Stories of people’s struggles with boredom are always boring, and the novel flags somewhat at this point.
And here's the last line:
There must, after all, be a way of life in which literary young men are not enslaved to the sad business of always having to do better than “the people they went to college with.”
If I were Mr O'Hagan, I wouldn't bother submitting anything to a certain literary magazine anytime soon.
Trauma, by Patrick McGrath. Sven Birkerts's distantly favorable review is a classic example of what happens when the critic appraises a story, and not the author's handling of it. Passages of storytelling alternate with a stream of unsupported statements. Mr Birkerts seems to expect that Mr McGrath's reputation will precede him, and so take care of the reviewer's job.
The Devil's Footprints, by John Burnside. Neil Gordon begs to correct this book's dust-jacket, and to compare Mr Burnside not to Stephen King but to Stewart O'Nan — the author's references are more literary than masscult. But then he faults the book for being "limited." The result is a muddle.
While this paucity of fictional invention may indeed reflect Michael’s mental limitations, it makes it hard to care about his odd life or even to be shocked by it. The Devil’s Footprints may be impressive in its technical ambition, but it delivers something less than the ambiguous, complex world one would have expected from a writer of Burnside’s accomplishment.
The Monsters of Templeton, by Lauren Groff. Charles Taylor's review fits an unhappily familiar pattern, striking a positive, even slightly awestruck note at the outset, only to slide into general dissatisfaction. We go from this:
If Groff had delivered all this homesick study and rumination over cherished tall tales in maximalist prose, “The Monsters of Templeton” might have been insufferable. It isn’t. ... And she pulls off surprisingly much of it without making us cry Uncas.
In the end, all of Groff’s parodies and pastiches cannot disguise that she’s written a very simple tale of homecoming and reconciliation. Her talent appears to be simpler and more openly emotional than she acknowledges. Though she throws in ending after ending, Groff also ties things together quite nicely; if what had preceded these multiple endings had been less showy, you could even say satisfyingly. In Steve Erickson’s recent novel Zeroville, a film editor describes his job as freeing the true movie from the false one in which it is imprisoned. That’s the work that hasn’t been done on The Monsters of Templeton.
"Socialism Is Great!": A Worker's Memoir of the New China, by Lijia Zhang. In his rather maddening review, Joseph Kahn tells us many interesting things about the author and her memoir (Ms Zhang taught herself English from such handbooks as Jane Eyre), but he never comes out with anything that could be taken as a judgment of the book. His last line is inappropriately trivializing:

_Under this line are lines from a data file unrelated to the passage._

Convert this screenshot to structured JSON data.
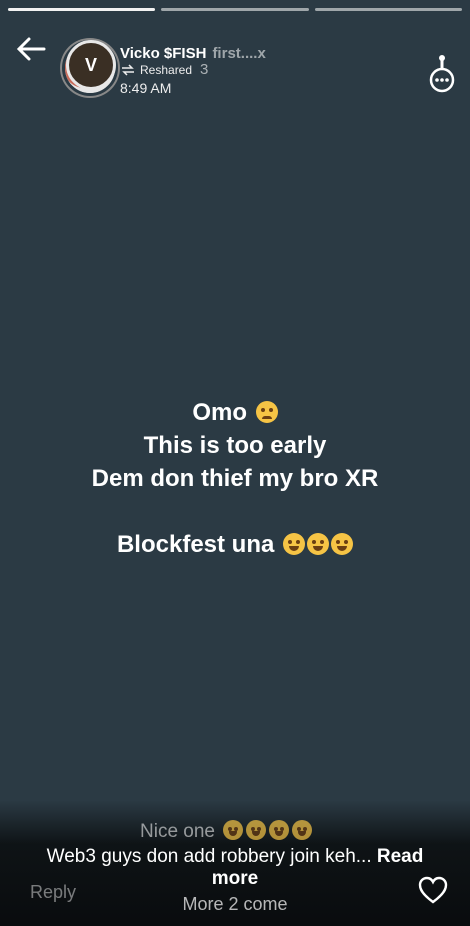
{
  "story": {
    "segments": 3,
    "active_segment": 1
  },
  "header": {
    "avatar_letter": "V",
    "name": "Vicko $FISH",
    "name_overlay": "first....x",
    "reshared_label": "Reshared",
    "sub_overlay": "3",
    "time": "8:49 AM"
  },
  "status": {
    "line1": "Omo",
    "line2": "This is too early",
    "line3": "Dem don thief my bro XR",
    "line4": "Blockfest una"
  },
  "footer": {
    "reply_preview": "Nice one",
    "caption": "Web3 guys don add robbery join keh...",
    "read_more": "Read more",
    "reply_label": "Reply",
    "more_come": "More 2 come"
  },
  "colors": {
    "background": "#2b3a44",
    "text": "#ffffff",
    "emoji": "#f6c445"
  },
  "icons": [
    "back-arrow-icon",
    "reshare-icon",
    "more-options-icon",
    "heart-icon",
    "emoji-icon"
  ]
}
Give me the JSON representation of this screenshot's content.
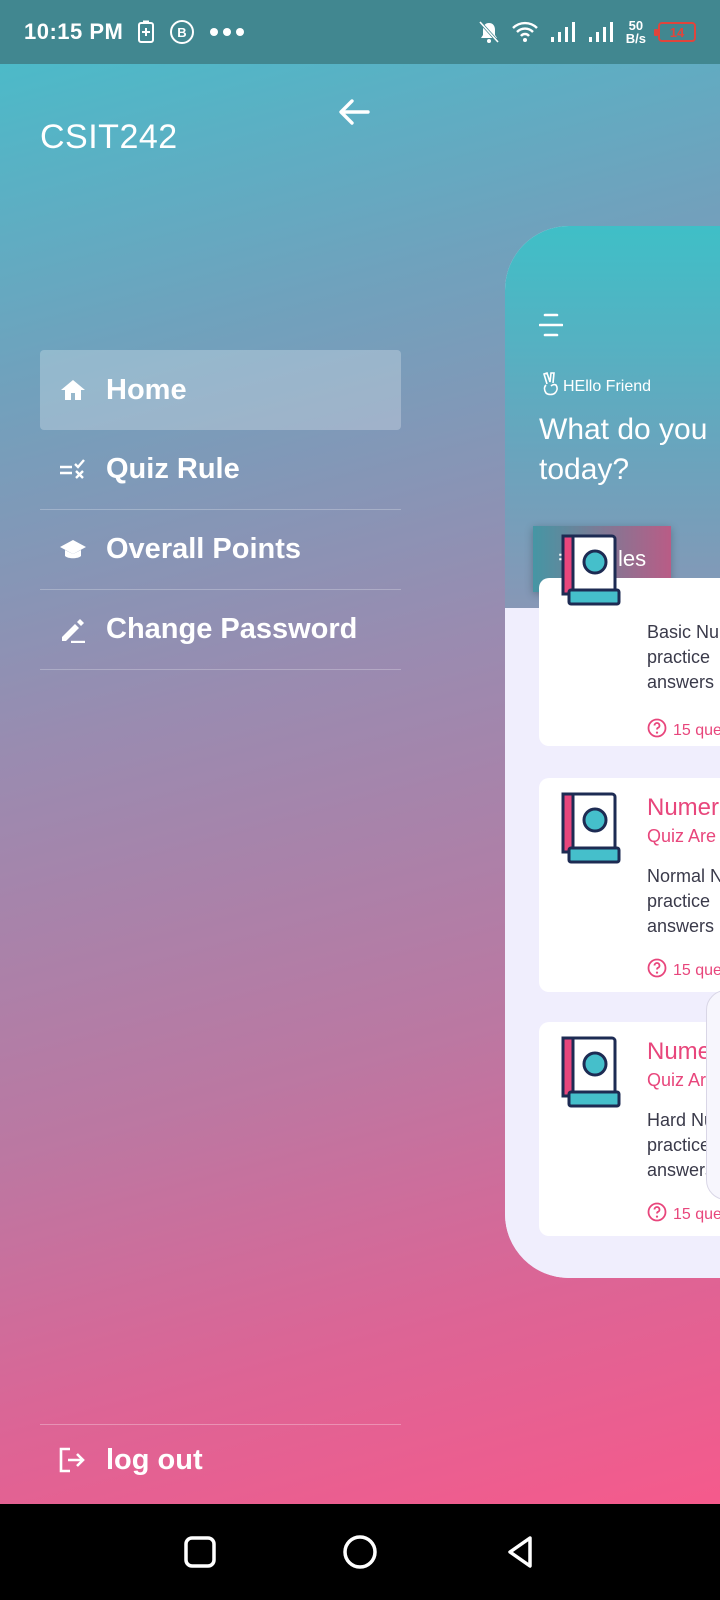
{
  "status_bar": {
    "time": "10:15 PM",
    "network_speed_value": "50",
    "network_speed_unit": "B/s",
    "battery_level": "14",
    "icons": [
      "battery-saver-icon",
      "whatsapp-business-icon",
      "more-dots-icon",
      "mute-bell-icon",
      "wifi-icon",
      "signal-icon",
      "signal-icon-2"
    ]
  },
  "drawer": {
    "title": "CSIT242",
    "back_icon": "arrow-left-icon",
    "items": [
      {
        "label": "Home",
        "icon": "home-icon",
        "active": true
      },
      {
        "label": "Quiz Rule",
        "icon": "rule-icon",
        "active": false
      },
      {
        "label": "Overall Points",
        "icon": "graduation-cap-icon",
        "active": false
      },
      {
        "label": "Change Password",
        "icon": "edit-pencil-icon",
        "active": false
      }
    ],
    "logout_label": "log out",
    "logout_icon": "logout-icon"
  },
  "main": {
    "menu_icon": "hamburger-icon",
    "greeting": "HEllo Friend",
    "headline_line1": "What do you",
    "headline_line2": "today?",
    "rules_button": "Rules",
    "cards": [
      {
        "title": "",
        "subtitle": "",
        "desc1": "Basic Nu",
        "desc2": "practice",
        "desc3": "answers",
        "footer": "15 que"
      },
      {
        "title": "Numer",
        "subtitle": "Quiz Are",
        "desc1": "Normal N",
        "desc2": "practice",
        "desc3": "answers",
        "footer": "15 que"
      },
      {
        "title": "Numer",
        "subtitle": "Quiz Are",
        "desc1": "Hard Nu",
        "desc2": "practice",
        "desc3": "answers",
        "footer": "15 que"
      }
    ]
  },
  "colors": {
    "accent_pink": "#e8467c",
    "teal": "#45bfcb",
    "status_bar": "#418790"
  }
}
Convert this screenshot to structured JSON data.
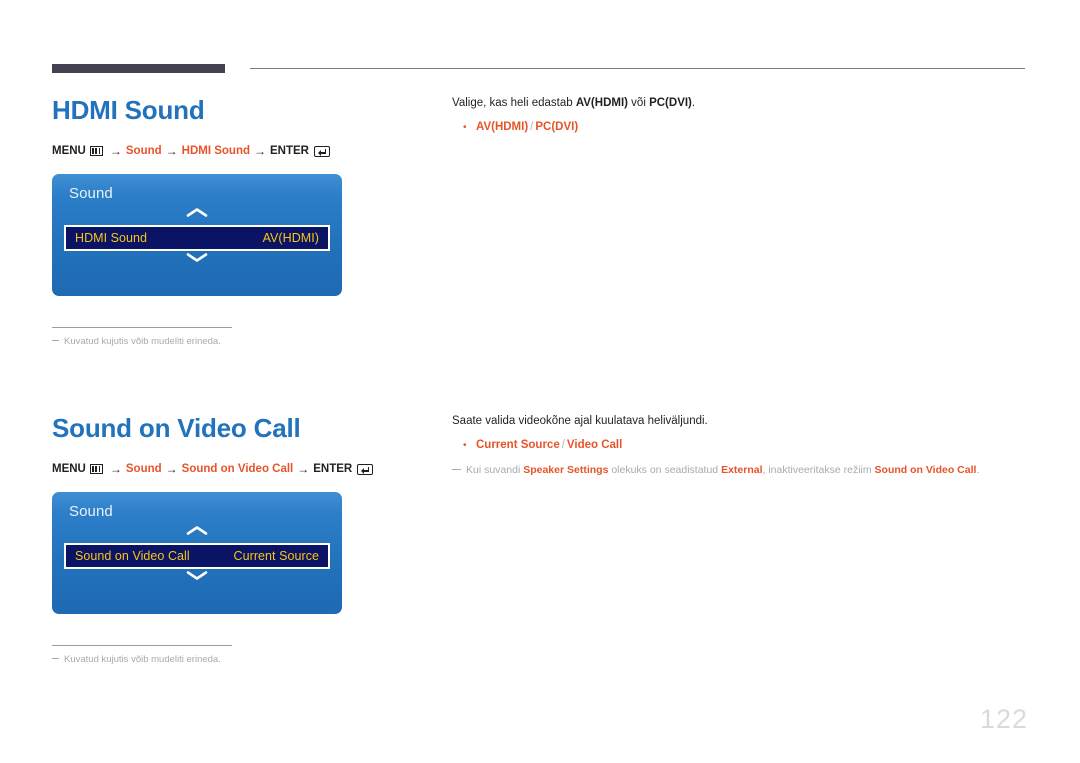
{
  "page": {
    "number": "122"
  },
  "sections": [
    {
      "title": "HDMI Sound",
      "path": {
        "menu_label": "MENU",
        "menu_icon": "menu-grid-icon",
        "steps": [
          "Sound",
          "HDMI Sound"
        ],
        "enter_label": "ENTER",
        "enter_icon": "enter-return-icon",
        "arrow": "→"
      },
      "osd": {
        "title": "Sound",
        "up_icon": "chevron-up-icon",
        "down_icon": "chevron-down-icon",
        "row_label": "HDMI Sound",
        "row_value": "AV(HDMI)"
      },
      "footnote": "Kuvatud kujutis võib mudeliti erineda.",
      "right": {
        "intro_pre": "Valige, kas heli edastab ",
        "intro_bold1": "AV(HDMI)",
        "intro_mid": " või ",
        "intro_bold2": "PC(DVI)",
        "intro_post": ".",
        "bullet_dot": "•",
        "option1": "AV(HDMI)",
        "option_sep": "/",
        "option2": "PC(DVI)"
      }
    },
    {
      "title": "Sound on Video Call",
      "path": {
        "menu_label": "MENU",
        "menu_icon": "menu-grid-icon",
        "steps": [
          "Sound",
          "Sound on Video Call"
        ],
        "enter_label": "ENTER",
        "enter_icon": "enter-return-icon",
        "arrow": "→"
      },
      "osd": {
        "title": "Sound",
        "up_icon": "chevron-up-icon",
        "down_icon": "chevron-down-icon",
        "row_label": "Sound on Video Call",
        "row_value": "Current Source"
      },
      "footnote": "Kuvatud kujutis võib mudeliti erineda.",
      "right": {
        "intro": "Saate valida videokõne ajal kuulatava heliväljundi.",
        "bullet_dot": "•",
        "option1": "Current Source",
        "option_sep": "/",
        "option2": "Video Call",
        "note_pre": "Kui suvandi ",
        "note_kw1": "Speaker Settings",
        "note_mid1": " olekuks on seadistatud ",
        "note_kw2": "External",
        "note_mid2": ", inaktiveeritakse režiim ",
        "note_kw3": "Sound on Video Call",
        "note_post": "."
      }
    }
  ],
  "colors": {
    "title_blue": "#2272bc",
    "accent_orange": "#e8542a",
    "osd_highlight_navy": "#0b1464",
    "osd_value_yellow": "#f5c518",
    "muted_gray": "#a9a9b2",
    "header_bar_dark": "#454152"
  }
}
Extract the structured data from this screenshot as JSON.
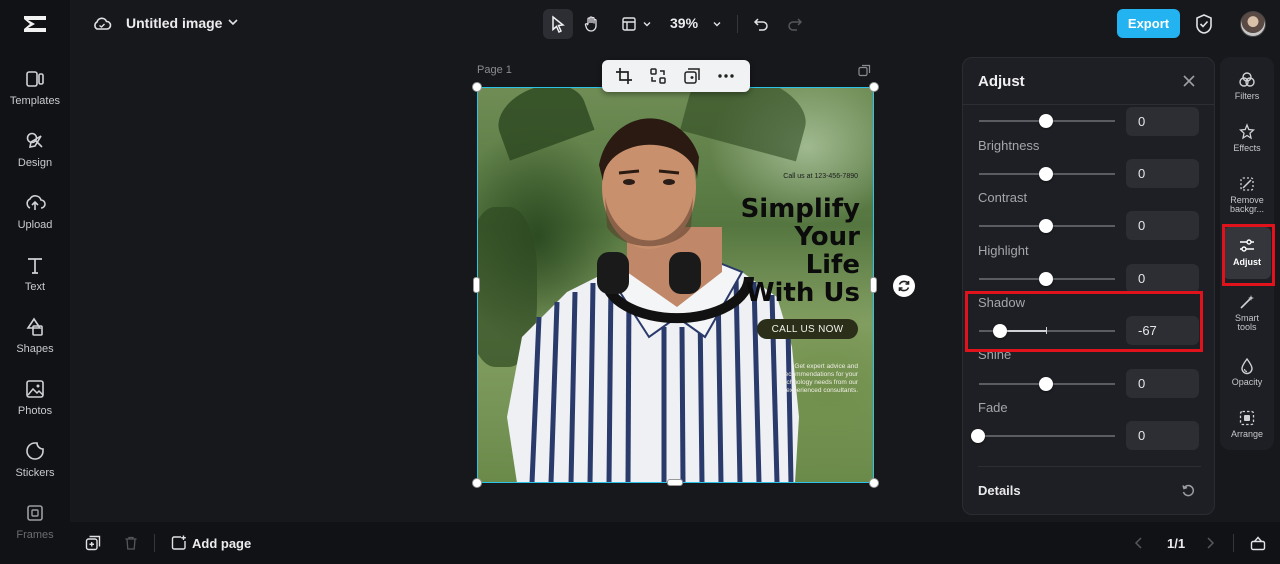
{
  "app": {
    "document_title": "Untitled image"
  },
  "left_nav": {
    "items": [
      {
        "label": "Templates",
        "icon": "templates-icon"
      },
      {
        "label": "Design",
        "icon": "design-icon"
      },
      {
        "label": "Upload",
        "icon": "upload-icon"
      },
      {
        "label": "Text",
        "icon": "text-icon"
      },
      {
        "label": "Shapes",
        "icon": "shapes-icon"
      },
      {
        "label": "Photos",
        "icon": "photos-icon"
      },
      {
        "label": "Stickers",
        "icon": "stickers-icon"
      },
      {
        "label": "Frames",
        "icon": "frames-icon"
      }
    ]
  },
  "toolbar": {
    "zoom": "39%",
    "export_label": "Export"
  },
  "canvas": {
    "page_label": "Page 1",
    "design": {
      "phone_line": "Call us at 123-456-7890",
      "headline": [
        "Simplify",
        "Your",
        "Life",
        "With Us"
      ],
      "cta": "CALL US NOW",
      "body": "Get expert advice and recommendations for your technology needs from our experienced consultants."
    }
  },
  "adjust_panel": {
    "title": "Adjust",
    "sliders": [
      {
        "label": "",
        "value": "0"
      },
      {
        "label": "Brightness",
        "value": "0"
      },
      {
        "label": "Contrast",
        "value": "0"
      },
      {
        "label": "Highlight",
        "value": "0"
      },
      {
        "label": "Shadow",
        "value": "-67"
      },
      {
        "label": "Shine",
        "value": "0"
      },
      {
        "label": "Fade",
        "value": "0"
      }
    ],
    "details_label": "Details"
  },
  "right_rail": {
    "items": [
      {
        "label": "Filters"
      },
      {
        "label": "Effects"
      },
      {
        "label": "Remove backgr..."
      },
      {
        "label": "Adjust"
      },
      {
        "label": "Smart tools"
      },
      {
        "label": "Opacity"
      },
      {
        "label": "Arrange"
      }
    ]
  },
  "bottom_bar": {
    "add_page_label": "Add page",
    "page_count": "1/1"
  },
  "colors": {
    "accent": "#22b3f0",
    "selection": "#2bc3e8",
    "highlight": "#e0121c",
    "panel_bg": "#1e1f24"
  }
}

Zhang now works as a journalist in Beijing. She seems to suggest that in the 1980s, Chinese politics had evolved enough that they could be a quixotic diversion for a restless and headstrong girl.
The Commission: The Uncensored History of the 9/11 Investigation, by Philip Shenon. At the beginning of his generally favorable but somewhat murky review, Jacob Heilbrun launches a topic sentence that he never really argues.
America’s intelligence services may try to work in secret, but they are increasingly being exposed to public scrutiny. After the 9/11 Commission chronicled their shortcomings in its best-selling 2004 report, the Bush administration and Congress backed sweeping reforms. But as accounts appear about fresh lapses, it doesn’t seem that much has changed. The surprising thing doesn’t seem to be when things go wrong, but when they go right.
The Commission, by Philip Shenon, helps to show why this is the case.
Instead of showing how this is the case, Mr Heilbrunn storytells Mr Shenon's account of backstage maneuvering at the Commission. It makes for discouraging reading, and will hardly, I expect, inspire many readers to purchase this book.
Copyright (c) 2008 Pourover Press